__TASK__.
Write every entry out again, unchanged.

Data about app and page elements:
※

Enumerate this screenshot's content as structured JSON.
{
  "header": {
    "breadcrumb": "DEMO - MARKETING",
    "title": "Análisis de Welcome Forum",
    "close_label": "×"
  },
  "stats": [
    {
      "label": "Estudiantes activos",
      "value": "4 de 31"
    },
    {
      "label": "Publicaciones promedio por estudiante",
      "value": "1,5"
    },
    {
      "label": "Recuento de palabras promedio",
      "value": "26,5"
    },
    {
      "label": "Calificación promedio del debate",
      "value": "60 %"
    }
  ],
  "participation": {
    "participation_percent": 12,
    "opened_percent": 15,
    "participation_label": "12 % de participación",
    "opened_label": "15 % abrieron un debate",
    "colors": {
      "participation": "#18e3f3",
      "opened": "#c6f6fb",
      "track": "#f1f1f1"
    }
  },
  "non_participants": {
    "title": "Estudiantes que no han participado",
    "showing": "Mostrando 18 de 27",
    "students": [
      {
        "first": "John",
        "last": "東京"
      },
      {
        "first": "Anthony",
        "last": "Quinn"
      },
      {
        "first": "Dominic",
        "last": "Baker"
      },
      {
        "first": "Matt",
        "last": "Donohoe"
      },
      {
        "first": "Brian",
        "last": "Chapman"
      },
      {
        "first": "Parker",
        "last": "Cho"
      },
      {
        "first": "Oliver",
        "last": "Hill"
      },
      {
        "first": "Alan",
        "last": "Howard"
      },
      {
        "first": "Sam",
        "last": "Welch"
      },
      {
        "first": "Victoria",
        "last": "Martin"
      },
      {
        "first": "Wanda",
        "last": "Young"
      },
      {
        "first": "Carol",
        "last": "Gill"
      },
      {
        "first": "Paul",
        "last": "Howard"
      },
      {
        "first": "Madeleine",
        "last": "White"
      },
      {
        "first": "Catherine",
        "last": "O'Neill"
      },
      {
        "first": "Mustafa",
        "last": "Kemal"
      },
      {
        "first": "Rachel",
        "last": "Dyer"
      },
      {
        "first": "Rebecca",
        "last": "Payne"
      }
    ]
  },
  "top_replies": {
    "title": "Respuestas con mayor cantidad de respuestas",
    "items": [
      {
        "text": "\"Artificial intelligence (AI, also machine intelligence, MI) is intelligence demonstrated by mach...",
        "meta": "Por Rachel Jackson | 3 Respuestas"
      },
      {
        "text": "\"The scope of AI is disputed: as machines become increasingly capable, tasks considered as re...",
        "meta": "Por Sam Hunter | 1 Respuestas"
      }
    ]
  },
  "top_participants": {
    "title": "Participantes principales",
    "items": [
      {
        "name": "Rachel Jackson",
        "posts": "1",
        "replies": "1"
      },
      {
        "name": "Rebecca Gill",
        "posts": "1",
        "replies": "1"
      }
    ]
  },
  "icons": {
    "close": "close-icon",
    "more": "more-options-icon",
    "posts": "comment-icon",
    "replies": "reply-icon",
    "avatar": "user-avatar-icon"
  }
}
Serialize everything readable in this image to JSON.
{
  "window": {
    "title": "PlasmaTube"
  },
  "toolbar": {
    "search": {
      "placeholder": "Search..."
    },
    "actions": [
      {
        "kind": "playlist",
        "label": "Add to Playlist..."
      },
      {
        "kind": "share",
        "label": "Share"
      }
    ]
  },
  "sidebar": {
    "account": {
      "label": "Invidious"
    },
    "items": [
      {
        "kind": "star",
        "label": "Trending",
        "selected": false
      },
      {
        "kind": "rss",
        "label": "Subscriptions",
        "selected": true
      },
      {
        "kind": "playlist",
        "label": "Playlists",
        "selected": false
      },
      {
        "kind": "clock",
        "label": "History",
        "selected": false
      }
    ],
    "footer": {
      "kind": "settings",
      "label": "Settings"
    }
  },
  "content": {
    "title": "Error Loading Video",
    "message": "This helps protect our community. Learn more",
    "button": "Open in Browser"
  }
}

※

__RESPONSE TO THE TASK__.
Enumerate this screenshot's content as structured JSON.
{
  "header": {
    "breadcrumb": "DEMO - MARKETING",
    "title": "Análisis de Welcome Forum",
    "close_label": "×"
  },
  "stats": [
    {
      "label": "Estudiantes activos",
      "value": "4 de 31"
    },
    {
      "label": "Publicaciones promedio por estudiante",
      "value": "1,5"
    },
    {
      "label": "Recuento de palabras promedio",
      "value": "26,5"
    },
    {
      "label": "Calificación promedio del debate",
      "value": "60 %"
    }
  ],
  "participation": {
    "participation_percent": 12,
    "opened_percent": 15,
    "participation_label": "12 % de participación",
    "opened_label": "15 % abrieron un debate",
    "colors": {
      "participation": "#18e3f3",
      "opened": "#c6f6fb",
      "track": "#f1f1f1"
    }
  },
  "non_participants": {
    "title": "Estudiantes que no han participado",
    "showing": "Mostrando 18 de 27",
    "students": [
      {
        "first": "John",
        "last": "東京"
      },
      {
        "first": "Anthony",
        "last": "Quinn"
      },
      {
        "first": "Dominic",
        "last": "Baker"
      },
      {
        "first": "Matt",
        "last": "Donohoe"
      },
      {
        "first": "Brian",
        "last": "Chapman"
      },
      {
        "first": "Parker",
        "last": "Cho"
      },
      {
        "first": "Oliver",
        "last": "Hill"
      },
      {
        "first": "Alan",
        "last": "Howard"
      },
      {
        "first": "Sam",
        "last": "Welch"
      },
      {
        "first": "Victoria",
        "last": "Martin"
      },
      {
        "first": "Wanda",
        "last": "Young"
      },
      {
        "first": "Carol",
        "last": "Gill"
      },
      {
        "first": "Paul",
        "last": "Howard"
      },
      {
        "first": "Madeleine",
        "last": "White"
      },
      {
        "first": "Catherine",
        "last": "O'Neill"
      },
      {
        "first": "Mustafa",
        "last": "Kemal"
      },
      {
        "first": "Rachel",
        "last": "Dyer"
      },
      {
        "first": "Rebecca",
        "last": "Payne"
      }
    ]
  },
  "top_replies": {
    "title": "Respuestas con mayor cantidad de respuestas",
    "items": [
      {
        "text": "\"Artificial intelligence (AI, also machine intelligence, MI) is intelligence demonstrated by mach...",
        "meta": "Por Rachel Jackson | 3 Respuestas"
      },
      {
        "text": "\"The scope of AI is disputed: as machines become increasingly capable, tasks considered as re...",
        "meta": "Por Sam Hunter | 1 Respuestas"
      }
    ]
  },
  "top_participants": {
    "title": "Participantes principales",
    "items": [
      {
        "name": "Rachel Jackson",
        "posts": "1",
        "replies": "1"
      },
      {
        "name": "Rebecca Gill",
        "posts": "1",
        "replies": "1"
      }
    ]
  },
  "icons": {
    "close": "close-icon",
    "more": "more-options-icon",
    "posts": "comment-icon",
    "replies": "reply-icon",
    "avatar": "user-avatar-icon"
  }
}
Serialize everything readable in this image to JSON.
{
  "window": {
    "title": "PlasmaTube"
  },
  "toolbar": {
    "search": {
      "placeholder": "Search..."
    },
    "actions": [
      {
        "kind": "playlist",
        "label": "Add to Playlist..."
      },
      {
        "kind": "share",
        "label": "Share"
      }
    ]
  },
  "sidebar": {
    "account": {
      "label": "Invidious"
    },
    "items": [
      {
        "kind": "star",
        "label": "Trending",
        "selected": false
      },
      {
        "kind": "rss",
        "label": "Subscriptions",
        "selected": true
      },
      {
        "kind": "playlist",
        "label": "Playlists",
        "selected": false
      },
      {
        "kind": "clock",
        "label": "History",
        "selected": false
      }
    ],
    "footer": {
      "kind": "settings",
      "label": "Settings"
    }
  },
  "content": {
    "title": "Error Loading Video",
    "message": "This helps protect our community. Learn more",
    "button": "Open in Browser"
  }
}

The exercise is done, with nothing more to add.